Release Date: 
May 1, 2015

JAMAICA, N.Y.—U.S. Customs and Border Protection agriculture specialists at John F. Kennedy International Airport recently intercepted Mediterranean fruit fly on fresh pomegranate arils arriving from Peru.

photo of the quarantined shipment

CBP at JFK Intercepts Pests in Fruit Cache

“Our frontline agriculture specialists did an excellent job and found a significant pest within this large amount of fruit hidden,” said Robert E. Perez, director of CBP’s New York Field Operations.  “This recent interception shows how our agriculture specialists help protect American agriculture and preserve the nation’s economic security by denying entry of invasive species to the United States.”

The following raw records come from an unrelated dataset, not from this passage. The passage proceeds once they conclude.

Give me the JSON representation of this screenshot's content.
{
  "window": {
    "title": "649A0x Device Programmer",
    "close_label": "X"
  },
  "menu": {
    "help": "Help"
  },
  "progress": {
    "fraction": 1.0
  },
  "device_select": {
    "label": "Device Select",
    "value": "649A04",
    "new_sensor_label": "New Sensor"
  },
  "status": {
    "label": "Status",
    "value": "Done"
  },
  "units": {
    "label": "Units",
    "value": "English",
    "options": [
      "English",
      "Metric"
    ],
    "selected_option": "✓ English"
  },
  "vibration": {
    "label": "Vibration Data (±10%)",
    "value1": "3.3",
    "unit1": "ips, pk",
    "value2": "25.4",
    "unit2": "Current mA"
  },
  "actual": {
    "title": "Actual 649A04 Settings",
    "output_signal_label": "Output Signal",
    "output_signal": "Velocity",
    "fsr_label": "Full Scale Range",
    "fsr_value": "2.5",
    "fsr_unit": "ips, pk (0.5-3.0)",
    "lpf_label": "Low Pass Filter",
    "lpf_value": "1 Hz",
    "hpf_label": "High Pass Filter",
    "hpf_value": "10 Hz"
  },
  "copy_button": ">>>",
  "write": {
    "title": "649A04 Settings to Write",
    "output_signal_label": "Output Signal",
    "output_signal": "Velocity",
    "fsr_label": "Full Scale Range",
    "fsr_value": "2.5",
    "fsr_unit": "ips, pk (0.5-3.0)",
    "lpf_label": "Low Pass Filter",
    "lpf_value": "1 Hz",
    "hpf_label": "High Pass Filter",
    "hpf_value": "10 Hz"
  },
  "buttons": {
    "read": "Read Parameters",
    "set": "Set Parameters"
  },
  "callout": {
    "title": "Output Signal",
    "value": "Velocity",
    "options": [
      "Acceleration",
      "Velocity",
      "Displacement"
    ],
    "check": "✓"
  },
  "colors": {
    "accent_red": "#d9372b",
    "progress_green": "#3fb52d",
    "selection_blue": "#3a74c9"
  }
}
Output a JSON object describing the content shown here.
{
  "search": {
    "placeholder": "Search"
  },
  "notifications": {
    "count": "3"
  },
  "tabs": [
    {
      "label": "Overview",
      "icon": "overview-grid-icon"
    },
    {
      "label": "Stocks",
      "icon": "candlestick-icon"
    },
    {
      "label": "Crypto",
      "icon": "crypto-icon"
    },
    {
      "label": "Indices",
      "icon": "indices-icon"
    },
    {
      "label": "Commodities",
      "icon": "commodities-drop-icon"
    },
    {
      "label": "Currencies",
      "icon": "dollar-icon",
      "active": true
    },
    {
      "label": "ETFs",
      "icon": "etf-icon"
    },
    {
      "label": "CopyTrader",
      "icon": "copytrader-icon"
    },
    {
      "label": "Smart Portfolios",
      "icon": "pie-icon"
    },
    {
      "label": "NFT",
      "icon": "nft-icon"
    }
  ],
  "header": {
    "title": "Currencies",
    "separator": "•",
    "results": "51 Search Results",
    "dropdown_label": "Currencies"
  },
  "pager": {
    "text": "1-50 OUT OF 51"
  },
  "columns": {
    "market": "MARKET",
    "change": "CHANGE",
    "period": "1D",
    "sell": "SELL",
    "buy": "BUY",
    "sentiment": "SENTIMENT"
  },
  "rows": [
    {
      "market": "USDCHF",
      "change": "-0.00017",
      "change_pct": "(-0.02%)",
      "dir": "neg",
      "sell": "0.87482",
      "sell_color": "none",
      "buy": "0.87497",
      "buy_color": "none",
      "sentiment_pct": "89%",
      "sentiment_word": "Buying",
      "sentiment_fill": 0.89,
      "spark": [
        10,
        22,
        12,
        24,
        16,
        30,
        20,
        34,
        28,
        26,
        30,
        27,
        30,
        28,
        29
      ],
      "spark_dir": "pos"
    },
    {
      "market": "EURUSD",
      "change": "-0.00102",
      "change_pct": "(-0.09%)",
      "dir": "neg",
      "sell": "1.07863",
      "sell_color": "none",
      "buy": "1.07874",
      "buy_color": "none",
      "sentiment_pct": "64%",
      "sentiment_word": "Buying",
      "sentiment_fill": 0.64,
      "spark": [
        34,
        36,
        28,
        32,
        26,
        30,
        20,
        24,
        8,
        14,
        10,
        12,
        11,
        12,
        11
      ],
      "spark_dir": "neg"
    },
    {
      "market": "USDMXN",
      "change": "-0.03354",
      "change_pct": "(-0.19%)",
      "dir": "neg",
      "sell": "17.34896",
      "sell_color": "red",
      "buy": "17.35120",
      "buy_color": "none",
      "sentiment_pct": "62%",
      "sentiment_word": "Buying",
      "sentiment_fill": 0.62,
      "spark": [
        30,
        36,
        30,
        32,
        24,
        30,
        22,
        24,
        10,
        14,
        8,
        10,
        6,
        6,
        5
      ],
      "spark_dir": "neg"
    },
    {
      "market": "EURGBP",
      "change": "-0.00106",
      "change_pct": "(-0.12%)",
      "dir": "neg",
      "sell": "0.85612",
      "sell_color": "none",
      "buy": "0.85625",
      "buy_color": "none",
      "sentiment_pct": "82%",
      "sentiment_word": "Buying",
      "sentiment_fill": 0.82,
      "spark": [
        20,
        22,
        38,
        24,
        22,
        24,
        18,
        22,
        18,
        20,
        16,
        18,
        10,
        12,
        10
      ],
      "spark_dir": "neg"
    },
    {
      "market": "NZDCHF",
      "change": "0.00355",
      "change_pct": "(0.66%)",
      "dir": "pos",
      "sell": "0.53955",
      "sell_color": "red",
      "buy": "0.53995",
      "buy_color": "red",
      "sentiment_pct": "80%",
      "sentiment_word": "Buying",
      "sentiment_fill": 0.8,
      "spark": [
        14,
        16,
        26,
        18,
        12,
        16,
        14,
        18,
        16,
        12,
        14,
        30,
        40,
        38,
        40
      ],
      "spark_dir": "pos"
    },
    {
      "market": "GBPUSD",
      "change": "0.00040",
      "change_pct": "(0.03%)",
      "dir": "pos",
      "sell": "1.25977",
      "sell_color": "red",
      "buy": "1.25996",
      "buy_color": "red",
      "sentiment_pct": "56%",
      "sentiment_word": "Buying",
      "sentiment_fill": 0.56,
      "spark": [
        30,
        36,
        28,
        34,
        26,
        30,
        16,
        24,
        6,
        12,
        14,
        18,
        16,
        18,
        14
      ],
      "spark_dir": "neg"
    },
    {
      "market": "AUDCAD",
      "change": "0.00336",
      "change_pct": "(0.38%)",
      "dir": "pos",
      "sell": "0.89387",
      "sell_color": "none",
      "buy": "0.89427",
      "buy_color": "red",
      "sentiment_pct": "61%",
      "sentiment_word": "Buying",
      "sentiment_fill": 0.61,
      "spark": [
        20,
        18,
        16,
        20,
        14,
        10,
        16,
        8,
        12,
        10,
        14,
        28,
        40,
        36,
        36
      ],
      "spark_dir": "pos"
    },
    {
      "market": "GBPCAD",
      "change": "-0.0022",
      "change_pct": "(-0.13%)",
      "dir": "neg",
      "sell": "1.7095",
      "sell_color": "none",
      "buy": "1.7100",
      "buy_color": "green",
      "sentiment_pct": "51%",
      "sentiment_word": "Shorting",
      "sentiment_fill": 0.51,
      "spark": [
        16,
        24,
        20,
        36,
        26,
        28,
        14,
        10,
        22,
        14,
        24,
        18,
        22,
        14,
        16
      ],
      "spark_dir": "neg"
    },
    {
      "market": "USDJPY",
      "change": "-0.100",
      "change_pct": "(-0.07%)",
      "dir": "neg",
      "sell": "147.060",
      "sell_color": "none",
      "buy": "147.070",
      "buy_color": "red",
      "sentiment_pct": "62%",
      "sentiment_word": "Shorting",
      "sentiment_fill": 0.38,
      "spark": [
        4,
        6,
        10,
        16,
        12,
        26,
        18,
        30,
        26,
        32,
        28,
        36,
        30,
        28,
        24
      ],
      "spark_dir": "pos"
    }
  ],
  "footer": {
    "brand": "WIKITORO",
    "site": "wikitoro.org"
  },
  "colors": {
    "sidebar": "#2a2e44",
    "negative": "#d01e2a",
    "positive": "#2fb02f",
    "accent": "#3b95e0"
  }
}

On April 22, CBP agriculture specialists performing an inspection of fresh Pomegranate Arils, originating from Peru, discovered a fly larva among the shipment. The larva was captured and sent to the U. S. Department of Agriculture (USDA), Animal and Plant Health Inspection Service (APHIS) Plant Inspection Station (PIS) for further analysis. It was confirmed by the PIS to be the Ceratitis capitata; more commonly known as the Mediterranean fruit fly or medfly. The medfly is a particularly harmful threat to more than 260 kinds of domestic fruits, flowers, vegetables and nuts.

Three options exist in eliminating the pest threat: It can be re-exported under direct CBP supervision, destroyed by incineration under direct CBP supervision, or fumigated using Methyl Bromide under USDA/APHIS supervision.

This discovery in the Arils is a significant find.  Historically, arils have demonstrated a low propensity to pest risk, much less a significant pest like medfly. 

Last modified: 
February 9, 2017